Collected data
Start of Block

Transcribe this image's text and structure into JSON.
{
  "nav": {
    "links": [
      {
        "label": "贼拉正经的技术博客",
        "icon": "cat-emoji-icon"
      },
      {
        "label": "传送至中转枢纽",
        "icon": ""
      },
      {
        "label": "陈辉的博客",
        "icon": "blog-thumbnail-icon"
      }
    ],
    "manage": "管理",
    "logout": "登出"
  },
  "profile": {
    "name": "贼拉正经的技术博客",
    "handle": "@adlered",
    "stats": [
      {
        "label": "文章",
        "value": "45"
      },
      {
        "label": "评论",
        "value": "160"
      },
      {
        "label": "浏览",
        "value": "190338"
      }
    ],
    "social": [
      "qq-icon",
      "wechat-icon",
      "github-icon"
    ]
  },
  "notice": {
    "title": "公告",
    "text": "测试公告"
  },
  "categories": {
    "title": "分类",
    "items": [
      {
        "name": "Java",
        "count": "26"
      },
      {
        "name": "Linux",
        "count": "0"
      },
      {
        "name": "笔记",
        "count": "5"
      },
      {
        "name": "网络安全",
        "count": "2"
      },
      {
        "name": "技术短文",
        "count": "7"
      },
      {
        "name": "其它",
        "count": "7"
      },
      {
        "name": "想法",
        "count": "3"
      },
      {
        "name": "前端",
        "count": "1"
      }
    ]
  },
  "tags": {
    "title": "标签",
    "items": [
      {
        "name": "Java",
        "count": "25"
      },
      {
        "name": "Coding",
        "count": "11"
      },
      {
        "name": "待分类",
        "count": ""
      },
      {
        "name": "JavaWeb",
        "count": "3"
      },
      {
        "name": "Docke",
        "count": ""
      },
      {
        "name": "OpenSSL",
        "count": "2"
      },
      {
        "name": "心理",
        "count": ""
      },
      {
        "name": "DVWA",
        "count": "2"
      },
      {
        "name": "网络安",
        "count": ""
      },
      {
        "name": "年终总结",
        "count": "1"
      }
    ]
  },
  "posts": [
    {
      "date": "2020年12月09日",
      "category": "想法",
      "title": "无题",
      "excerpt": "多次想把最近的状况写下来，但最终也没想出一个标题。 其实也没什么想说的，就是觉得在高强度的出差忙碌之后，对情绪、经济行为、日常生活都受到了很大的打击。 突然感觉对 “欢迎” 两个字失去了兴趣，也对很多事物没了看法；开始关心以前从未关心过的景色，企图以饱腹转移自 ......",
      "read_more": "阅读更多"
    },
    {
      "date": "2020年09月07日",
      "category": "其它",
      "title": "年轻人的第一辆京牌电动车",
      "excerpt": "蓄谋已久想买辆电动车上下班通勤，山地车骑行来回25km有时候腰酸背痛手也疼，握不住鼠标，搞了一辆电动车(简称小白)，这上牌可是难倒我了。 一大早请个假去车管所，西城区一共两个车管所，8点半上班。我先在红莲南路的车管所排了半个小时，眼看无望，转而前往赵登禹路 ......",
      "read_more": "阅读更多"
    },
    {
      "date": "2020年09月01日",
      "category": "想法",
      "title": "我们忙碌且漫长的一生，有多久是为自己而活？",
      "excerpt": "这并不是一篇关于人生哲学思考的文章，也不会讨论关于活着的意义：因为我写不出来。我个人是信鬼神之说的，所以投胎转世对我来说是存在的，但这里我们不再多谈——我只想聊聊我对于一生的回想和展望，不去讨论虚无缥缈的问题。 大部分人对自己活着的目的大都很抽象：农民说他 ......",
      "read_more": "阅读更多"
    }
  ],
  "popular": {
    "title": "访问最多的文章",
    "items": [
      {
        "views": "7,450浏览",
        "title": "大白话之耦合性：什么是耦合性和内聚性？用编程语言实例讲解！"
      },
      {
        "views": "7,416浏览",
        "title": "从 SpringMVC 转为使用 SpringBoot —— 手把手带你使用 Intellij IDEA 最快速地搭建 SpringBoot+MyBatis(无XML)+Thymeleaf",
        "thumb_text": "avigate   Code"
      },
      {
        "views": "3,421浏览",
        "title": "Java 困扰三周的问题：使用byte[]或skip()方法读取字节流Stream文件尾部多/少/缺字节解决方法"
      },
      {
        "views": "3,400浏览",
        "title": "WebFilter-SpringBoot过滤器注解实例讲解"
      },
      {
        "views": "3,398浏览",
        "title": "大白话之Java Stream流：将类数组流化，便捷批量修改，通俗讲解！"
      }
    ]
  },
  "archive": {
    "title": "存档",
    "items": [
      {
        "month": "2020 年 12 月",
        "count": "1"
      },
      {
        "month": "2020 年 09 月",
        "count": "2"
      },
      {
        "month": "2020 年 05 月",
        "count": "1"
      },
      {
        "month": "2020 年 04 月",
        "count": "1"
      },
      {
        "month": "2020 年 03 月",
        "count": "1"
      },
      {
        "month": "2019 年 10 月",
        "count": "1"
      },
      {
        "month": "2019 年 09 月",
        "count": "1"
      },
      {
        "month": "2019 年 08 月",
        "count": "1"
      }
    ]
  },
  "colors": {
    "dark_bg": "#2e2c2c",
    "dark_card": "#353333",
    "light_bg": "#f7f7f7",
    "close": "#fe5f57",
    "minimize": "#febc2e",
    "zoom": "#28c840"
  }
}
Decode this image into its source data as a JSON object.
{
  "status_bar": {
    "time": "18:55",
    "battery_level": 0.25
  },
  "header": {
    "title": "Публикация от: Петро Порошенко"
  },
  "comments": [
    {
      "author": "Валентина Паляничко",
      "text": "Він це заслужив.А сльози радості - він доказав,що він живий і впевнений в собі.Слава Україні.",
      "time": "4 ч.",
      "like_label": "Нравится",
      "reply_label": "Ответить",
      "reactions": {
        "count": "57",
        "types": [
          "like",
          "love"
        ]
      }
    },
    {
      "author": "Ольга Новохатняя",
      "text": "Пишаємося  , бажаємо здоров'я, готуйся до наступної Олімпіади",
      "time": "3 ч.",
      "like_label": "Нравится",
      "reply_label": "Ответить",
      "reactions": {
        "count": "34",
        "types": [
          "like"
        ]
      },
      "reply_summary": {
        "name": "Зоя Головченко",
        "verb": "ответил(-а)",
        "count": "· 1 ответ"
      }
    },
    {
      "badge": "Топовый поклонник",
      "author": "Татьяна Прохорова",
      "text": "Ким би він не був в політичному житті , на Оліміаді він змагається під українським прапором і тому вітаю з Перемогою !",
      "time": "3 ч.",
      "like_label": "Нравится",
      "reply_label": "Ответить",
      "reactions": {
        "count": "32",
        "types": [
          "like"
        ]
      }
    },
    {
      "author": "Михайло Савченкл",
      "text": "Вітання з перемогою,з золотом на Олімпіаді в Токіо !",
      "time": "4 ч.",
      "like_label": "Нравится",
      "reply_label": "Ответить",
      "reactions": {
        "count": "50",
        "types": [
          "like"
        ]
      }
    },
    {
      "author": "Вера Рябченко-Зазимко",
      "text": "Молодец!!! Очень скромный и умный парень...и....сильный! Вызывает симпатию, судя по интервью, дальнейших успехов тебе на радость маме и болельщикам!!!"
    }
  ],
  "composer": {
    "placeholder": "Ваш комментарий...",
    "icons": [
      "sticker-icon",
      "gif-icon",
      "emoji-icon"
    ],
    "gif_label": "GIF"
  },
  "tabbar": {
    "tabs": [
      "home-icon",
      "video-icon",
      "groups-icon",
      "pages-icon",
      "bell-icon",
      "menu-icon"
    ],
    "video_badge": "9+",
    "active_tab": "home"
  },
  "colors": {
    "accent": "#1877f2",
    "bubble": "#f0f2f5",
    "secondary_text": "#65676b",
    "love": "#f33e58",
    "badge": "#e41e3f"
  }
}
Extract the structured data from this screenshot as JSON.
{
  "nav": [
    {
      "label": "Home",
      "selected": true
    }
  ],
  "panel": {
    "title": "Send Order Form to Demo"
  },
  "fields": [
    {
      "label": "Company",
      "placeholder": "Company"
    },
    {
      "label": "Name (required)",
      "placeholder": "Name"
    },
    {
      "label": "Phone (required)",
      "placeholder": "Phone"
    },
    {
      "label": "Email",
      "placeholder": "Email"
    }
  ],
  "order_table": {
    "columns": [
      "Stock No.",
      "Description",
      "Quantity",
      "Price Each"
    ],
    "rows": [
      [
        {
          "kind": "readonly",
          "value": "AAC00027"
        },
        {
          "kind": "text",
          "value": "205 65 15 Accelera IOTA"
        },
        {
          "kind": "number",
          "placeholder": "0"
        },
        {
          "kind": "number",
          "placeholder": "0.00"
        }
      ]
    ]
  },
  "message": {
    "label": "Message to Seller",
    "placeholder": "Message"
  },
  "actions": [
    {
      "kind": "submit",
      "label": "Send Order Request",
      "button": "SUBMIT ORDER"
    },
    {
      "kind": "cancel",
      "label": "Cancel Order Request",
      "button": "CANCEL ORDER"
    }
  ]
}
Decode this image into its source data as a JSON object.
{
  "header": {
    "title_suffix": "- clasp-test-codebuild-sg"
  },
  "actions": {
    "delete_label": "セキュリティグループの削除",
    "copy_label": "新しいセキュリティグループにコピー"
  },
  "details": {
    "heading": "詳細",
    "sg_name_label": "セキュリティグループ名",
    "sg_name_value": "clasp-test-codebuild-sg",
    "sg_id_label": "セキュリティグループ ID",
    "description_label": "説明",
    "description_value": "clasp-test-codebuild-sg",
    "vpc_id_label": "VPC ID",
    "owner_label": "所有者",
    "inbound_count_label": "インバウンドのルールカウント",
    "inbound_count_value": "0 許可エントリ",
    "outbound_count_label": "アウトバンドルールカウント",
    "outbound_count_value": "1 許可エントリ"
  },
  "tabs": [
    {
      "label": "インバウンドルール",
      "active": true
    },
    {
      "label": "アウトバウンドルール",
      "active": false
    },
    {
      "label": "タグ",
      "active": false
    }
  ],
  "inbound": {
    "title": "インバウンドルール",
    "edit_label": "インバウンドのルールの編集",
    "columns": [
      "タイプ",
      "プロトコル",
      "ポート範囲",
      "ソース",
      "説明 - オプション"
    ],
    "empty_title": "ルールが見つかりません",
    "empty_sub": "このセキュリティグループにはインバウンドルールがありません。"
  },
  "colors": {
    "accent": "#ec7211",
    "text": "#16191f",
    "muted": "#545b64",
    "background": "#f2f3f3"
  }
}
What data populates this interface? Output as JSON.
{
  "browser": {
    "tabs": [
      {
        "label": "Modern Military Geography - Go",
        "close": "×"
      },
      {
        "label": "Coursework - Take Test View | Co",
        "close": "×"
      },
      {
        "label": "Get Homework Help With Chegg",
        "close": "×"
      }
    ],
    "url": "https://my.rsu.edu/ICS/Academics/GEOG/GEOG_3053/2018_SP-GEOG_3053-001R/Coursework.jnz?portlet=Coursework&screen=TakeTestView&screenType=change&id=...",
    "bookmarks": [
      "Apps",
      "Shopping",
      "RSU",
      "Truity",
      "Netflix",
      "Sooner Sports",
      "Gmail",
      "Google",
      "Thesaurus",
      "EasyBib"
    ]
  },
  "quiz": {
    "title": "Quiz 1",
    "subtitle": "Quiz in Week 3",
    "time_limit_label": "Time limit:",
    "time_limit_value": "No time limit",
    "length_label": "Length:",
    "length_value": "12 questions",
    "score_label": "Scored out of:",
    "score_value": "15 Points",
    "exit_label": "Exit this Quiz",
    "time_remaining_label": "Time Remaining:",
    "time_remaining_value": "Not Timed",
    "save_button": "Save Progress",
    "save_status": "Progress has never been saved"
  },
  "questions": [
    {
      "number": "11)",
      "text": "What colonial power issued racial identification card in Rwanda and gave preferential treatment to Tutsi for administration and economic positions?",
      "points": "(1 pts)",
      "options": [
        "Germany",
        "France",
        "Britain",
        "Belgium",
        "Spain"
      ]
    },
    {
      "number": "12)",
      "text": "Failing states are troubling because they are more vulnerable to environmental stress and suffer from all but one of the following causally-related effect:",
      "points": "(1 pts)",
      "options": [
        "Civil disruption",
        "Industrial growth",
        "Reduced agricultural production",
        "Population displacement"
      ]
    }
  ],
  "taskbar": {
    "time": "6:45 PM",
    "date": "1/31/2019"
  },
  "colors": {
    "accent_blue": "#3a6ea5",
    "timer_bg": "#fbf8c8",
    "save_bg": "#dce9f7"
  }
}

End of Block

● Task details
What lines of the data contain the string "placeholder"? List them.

● Response to this task
    "placeholder": "Ваш комментарий...",
      "placeholder": "Company"
      "placeholder": "Name"
      "placeholder": "Phone"
      "placeholder": "Email"
          "placeholder": "0"
          "placeholder": "0.00"
    "placeholder": "Message"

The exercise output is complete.